Power supplies with removable cords are often preferable because they simplify operations.

2 PDUs; 2 PSUs; 4 cords -- Now what?
Unfortunately, multiple input power supplies can complicate the initial design. Cisco refers to this set of issues using the phrases "input source redundancy" and "power supply redunancy." The issue boils down to how will you mesh up the four power cables between two PSUs and two PDUs?

You probably want to run both power cords from each PSU to the same circuit/PDU (assuming the PDU can deliver the required current), but people tend to split each device between multiple PDUs. If/when a PDU fails, suddenly each power supply will drop to half of it's previous capacity. If you've configured the switch for full power redundancy mode, then the switch will begin shutting down line cards until the allocated power falls below the threshold represented by half of one power supply. It's ugly, and I've seen it happen more than once.

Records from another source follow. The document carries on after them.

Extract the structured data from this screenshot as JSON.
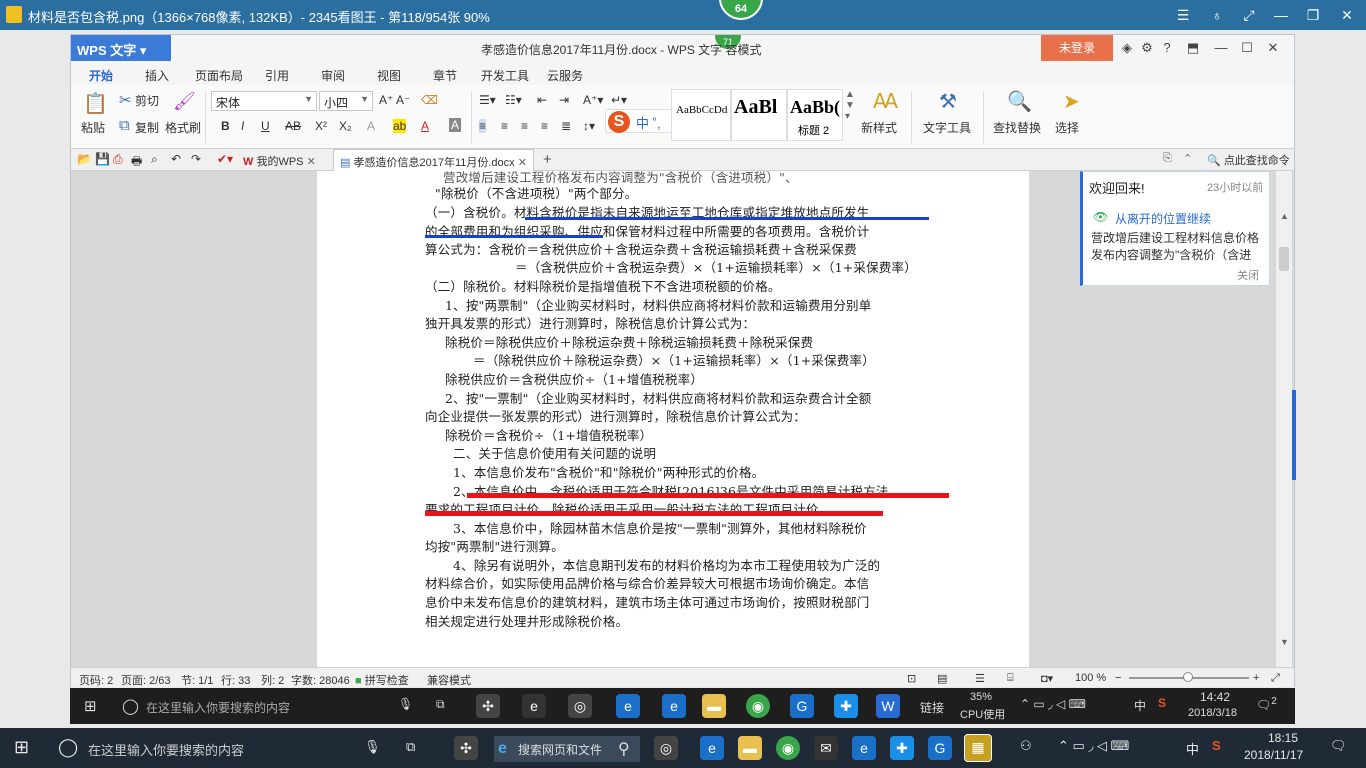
{
  "viewer": {
    "title": "材料是否包含税.png（1366×768像素, 132KB）- 2345看图王 - 第118/954张 90%",
    "badge_top": "64"
  },
  "wps": {
    "logo": "WPS 文字",
    "title": "孝感造价信息2017年11月份.docx - WPS 文字",
    "title_suffix": "容模式",
    "badge": "71",
    "login": "未登录",
    "tabs": [
      "开始",
      "插入",
      "页面布局",
      "引用",
      "审阅",
      "视图",
      "章节",
      "开发工具",
      "云服务"
    ],
    "ribbon": {
      "paste": "粘贴",
      "cut": "剪切",
      "copy": "复制",
      "format_painter": "格式刷",
      "font_name": "宋体",
      "font_size": "小四",
      "styles": [
        "AaBbCcDd",
        "AaBl",
        "AaBb("
      ],
      "heading2": "标题 2",
      "new_style": "新样式",
      "text_tools": "文字工具",
      "find_replace": "查找替换",
      "select": "选择"
    },
    "quickbar": {
      "mywps": "我的WPS",
      "doc_tab": "孝感造价信息2017年11月份.docx",
      "search_cmd": "点此查找命令"
    }
  },
  "document": {
    "lines": [
      "营改增后建设工程价格发布内容调整为\"含税价（含进项税）\"、",
      "\"除税价（不含进项税）\"两个部分。",
      "（一）含税价。材料含税价是指未自来源地运至工地仓库或指定堆放地点所发生",
      "的全部费用和为组织采购、供应和保管材料过程中所需要的各项费用。含税价计",
      "算公式为：含税价＝含税供应价＋含税运杂费＋含税运输损耗费＋含税采保费",
      "＝（含税供应价＋含税运杂费）×（1+运输损耗率）×（1+采保费率）",
      "（二）除税价。材料除税价是指增值税下不含进项税额的价格。",
      "1、按\"两票制\"（企业购买材料时，材料供应商将材料价款和运输费用分别单",
      "独开具发票的形式）进行测算时，除税信息价计算公式为：",
      "除税价＝除税供应价＋除税运杂费＋除税运输损耗费＋除税采保费",
      "＝（除税供应价＋除税运杂费）×（1+运输损耗率）×（1+采保费率）",
      "除税供应价＝含税供应价÷（1+增值税税率）",
      "2、按\"一票制\"（企业购买材料时，材料供应商将材料价款和运杂费合计全额",
      "向企业提供一张发票的形式）进行测算时，除税信息价计算公式为：",
      "除税价＝含税价÷（1+增值税税率）",
      "二、关于信息价使用有关问题的说明",
      "1、本信息价发布\"含税价\"和\"除税价\"两种形式的价格。",
      "2、本信息价中，含税价适用于符合财税[2016]36号文件中采用简易计税方法",
      "要求的工程项目计价，除税价适用于采用一般计税方法的工程项目计价。",
      "3、本信息价中，除园林苗木信息价是按\"一票制\"测算外，其他材料除税价",
      "均按\"两票制\"进行测算。",
      "4、除另有说明外，本信息期刊发布的材料价格均为本市工程使用较为广泛的",
      "材料综合价，如实际使用品牌价格与综合价差异较大可根据市场询价确定。本信",
      "息价中未发布信息价的建筑材料，建筑市场主体可通过市场询价，按照财税部门",
      "相关规定进行处理并形成除税价格。"
    ]
  },
  "side_panel": {
    "welcome": "欢迎回来!",
    "time": "23小时以前",
    "continue": "从离开的位置继续",
    "preview": "营改增后建设工程材料信息价格发布内容调整为\"含税价（含进",
    "close": "关闭"
  },
  "status": {
    "page": "页码: 2",
    "pages": "页面: 2/63",
    "section": "节: 1/1",
    "row": "行: 33",
    "col": "列: 2",
    "words": "字数: 28046",
    "spell": "拼写检查",
    "compat": "兼容模式",
    "zoom": "100 %"
  },
  "inner_taskbar": {
    "search": "在这里输入你要搜索的内容",
    "link": "链接",
    "cpu_pct": "35%",
    "cpu_label": "CPU使用",
    "ime": "中",
    "time": "14:42",
    "date": "2018/3/18",
    "notif": "2"
  },
  "taskbar": {
    "search": "在这里输入你要搜索的内容",
    "browser_search": "搜索网页和文件",
    "ime": "中",
    "time": "18:15",
    "date": "2018/11/17"
  }
}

The same thing comes up when configuring 3750X stackable switches with StackPower. Think carefully about how the power cords align with available circuits. Assume you're going to lose a circuit. Will the stack survive? If you configure every switch with dual power supplies, then it'll be fine, but you might as well skip StackPower at that point because you've just made each switch individually redundant.

To solve this problem the StackPower way, then you need to make sure that the stack power pool has sufficient capacity even when you're down a circuit. Unfortunately, there's no way to validate power cable to circuit mapping remotely. The only way to make sure that this is done correctly is to visit the closet and trace out the power cords.


  1. Timely post! I just got burned by the CAB-N5K6A-NA cable. Luckily it was only for a half dozen 2248's, so it wasn't a massive amount of replacement power cords needed. Unfortunately, this is the first choice in the Cisco configuration tool and the correct plug is a bit further down the list.

    I enjoy reading your blog!

    Matthew Norwood

  2. Hey Matthew, thanks for the compliment. I enjoy your blog as well. I'm glad you and family had a nice time at Disney!

    I'm sorry the post wasn't *more* timely. I blame @NetworkingNerd for not inspiring it soon enough :-)